A Guide to the Sarah Collins-Rudolph Oral History, 2014
On Sunday, September 15, 1963, a bomb planted by the Ku Klux Klan ripped through the 16th Street Baptist Church in Birmingham, Alabama. The bombers had planted 19 sticks of dynamite outside the basement, which exploded shortly after Sunday school, at 10:22am. Four young girls were killed in the blast: Carole Robertson, Cynthia Wesley, Denise McNair and Addie Mae Collins. In addition, 22 were injured, including 12-year-old Sarah Collins-Rudolph, the sister of Addie Mae Collins. Sarah Collins-Rudolph lost her right eye in the blast and spent two months in the hospital recovering from her injuries, missing her sister’s funeral.
The 16th Street Baptist Church had served as the headquarters of civil rights efforts for African Americans, who faced systemic racism and violence in Birmingham. The cruelty of the attack captured the nation’s attention and served as a turning point in the ongoing civil rights movement. National outrage over the bombing is credited with helping to spur the passage of the federal Civil Rights Act of 1964.
The Collins-Rudolph (Sarah) Oral History, 2014, contains DVD recordings of interviews conducted with Collins-Rudolph on the subject of her early life, the bombing of the 16th Street Baptist Church in 1963, and the aftermath of the bombing for herself and her family. The collection includes a typed transcript of the interview, as well as clippings and other research materials.
This collection is open for research use.

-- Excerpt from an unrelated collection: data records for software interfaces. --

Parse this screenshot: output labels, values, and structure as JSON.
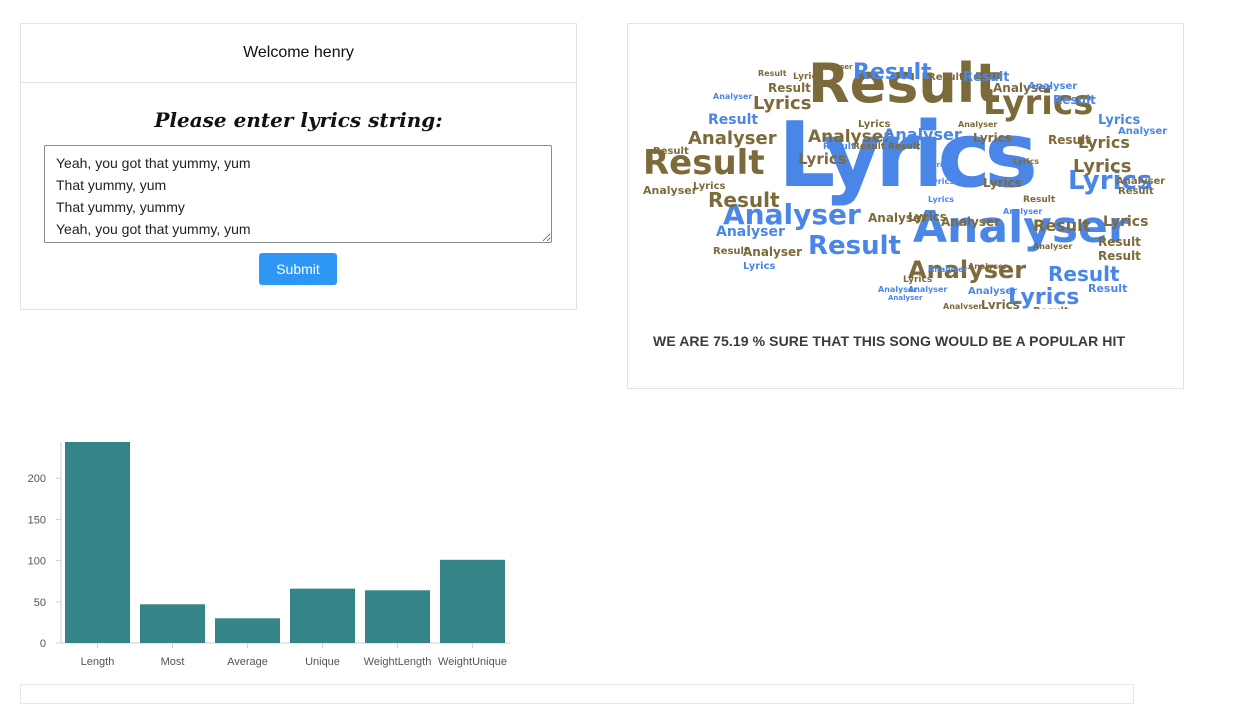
{
  "header": {
    "welcome": "Welcome henry"
  },
  "form": {
    "prompt": "Please enter lyrics string:",
    "lyrics_value": "Yeah, you got that yummy, yum\nThat yummy, yum\nThat yummy, yummy\nYeah, you got that yummy, yum",
    "submit_label": "Submit"
  },
  "wordcloud": {
    "words": [
      "Lyrics",
      "Analyser",
      "Result"
    ],
    "colors": {
      "blue": "#4a86e8",
      "brown": "#7d6a3a",
      "tan": "#a68c54"
    }
  },
  "prediction": {
    "text": "WE ARE 75.19 % SURE THAT THIS SONG WOULD BE A POPULAR HIT"
  },
  "chart_data": {
    "type": "bar",
    "categories": [
      "Length",
      "Most",
      "Average",
      "Unique",
      "WeightLength",
      "WeightUnique"
    ],
    "values": [
      244,
      47,
      30,
      66,
      64,
      101
    ],
    "ylim": [
      0,
      244
    ],
    "yticks": [
      0,
      50,
      100,
      150,
      200
    ],
    "bar_color": "#358488",
    "grid": false
  }
}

Sarah Collins-Rudolph Oral History, 2014, Dolph Briscoe Center for American History, The University of Texas at Austin.
This collection was processed by Esther Kirchner, November 2015.